Djema Hyango does have a point. In a country where 'organization' is synonymous with a budget, NGO or policy, it's difficult to conceive that penniless youth have self-organized without pure economic motivations.
He also defends ONEMO. "The national employment office does not have the necessary resources, and it is difficult to have an employment policy in this climate of insecurity,” he says. “Our role is that of intermediary between the unemployed and job opportunities, but companies do not come to us. People prefer to hire their brother, cousin or friend.”
Despite being convinced that political manipulation is behind the movement, Djema Hyango admits the issues being raised are relevant. He also revealed that their Labour Day action was discussed in his meeting with the provincial minister of labour.
Being acknowledged by the authorities is, in itself, a notable achievement for the nameless movement. Its message has also been relayed by numerous local radio stations and a debate was held following their Labour Day action.
But the protesters remain humble and realistic about their impact, refusing to compare their experience to the Arab Spring uprisings.
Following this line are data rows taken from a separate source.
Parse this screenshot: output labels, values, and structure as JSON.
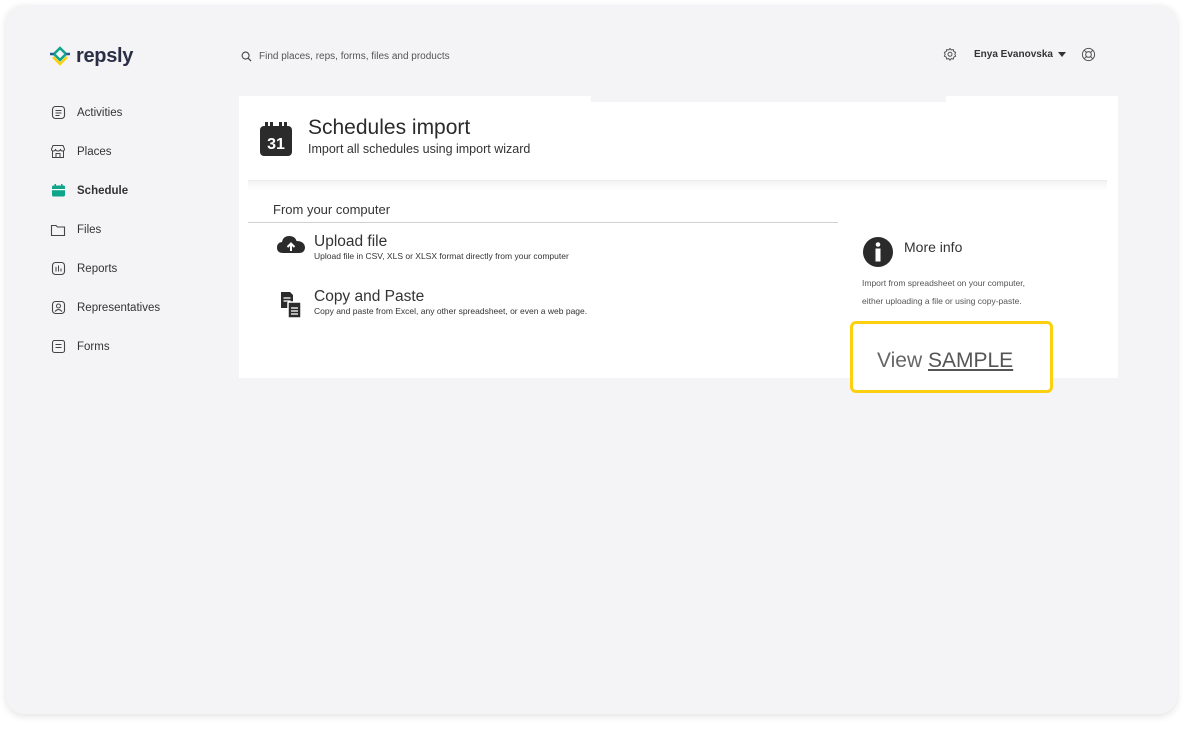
{
  "brand": {
    "name": "repsly",
    "colors": {
      "accent": "#0ea58a",
      "highlight": "#fcd00f"
    }
  },
  "search": {
    "placeholder": "Find places, reps, forms, files and products",
    "icon": "search-icon"
  },
  "header": {
    "user_name": "Enya Evanovska",
    "settings_icon": "gear-icon",
    "help_icon": "lifebuoy-icon"
  },
  "sidebar": {
    "items": [
      {
        "label": "Activities",
        "icon": "clipboard-icon",
        "active": false
      },
      {
        "label": "Places",
        "icon": "store-icon",
        "active": false
      },
      {
        "label": "Schedule",
        "icon": "calendar-icon",
        "active": true
      },
      {
        "label": "Files",
        "icon": "folder-icon",
        "active": false
      },
      {
        "label": "Reports",
        "icon": "report-icon",
        "active": false
      },
      {
        "label": "Representatives",
        "icon": "user-card-icon",
        "active": false
      },
      {
        "label": "Forms",
        "icon": "form-icon",
        "active": false
      }
    ]
  },
  "page": {
    "icon_day": "31",
    "title": "Schedules import",
    "subtitle": "Import all schedules using import wizard"
  },
  "section": {
    "title": "From your computer"
  },
  "options": [
    {
      "title": "Upload file",
      "description": "Upload file in CSV, XLS or XLSX format directly from your computer",
      "icon": "cloud-upload-icon"
    },
    {
      "title": "Copy and Paste",
      "description": "Copy and paste from Excel, any other spreadsheet, or even a web page.",
      "icon": "copy-paste-icon"
    }
  ],
  "info": {
    "title": "More info",
    "line1": "Import from spreadsheet on your computer,",
    "line2": "either uploading a file or using copy-paste."
  },
  "sample": {
    "prefix": "View",
    "link": "SAMPLE"
  }
}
“What we want is human dignity. And if we do not benefit immediately from our actions, we will make an impact, on the long term, for future generations,” says Juvin, another movement participant.
In a country characterized by a fend-for-yourself attitude, inherited from the reign of Mobutu Sese Seko, the movement's selflessness has clearly surprised, if not unsettled, authorities.
The movement is said to be funded by contributions from its members. They give what they can, although they say their commitment is more important than fiscal donations. Membership has been on the rise since 1 May, as more young Congolese joining every week.
Motivated by the need to vent their frustrations and to take control of their future, this generation who grew up in conflict want to see it end. They are ready to start living their lives.
“We must learn to take risks together," says Micheline. "We keep on saying that this country is not doing anything for us, but what are we doing for this bloody country?”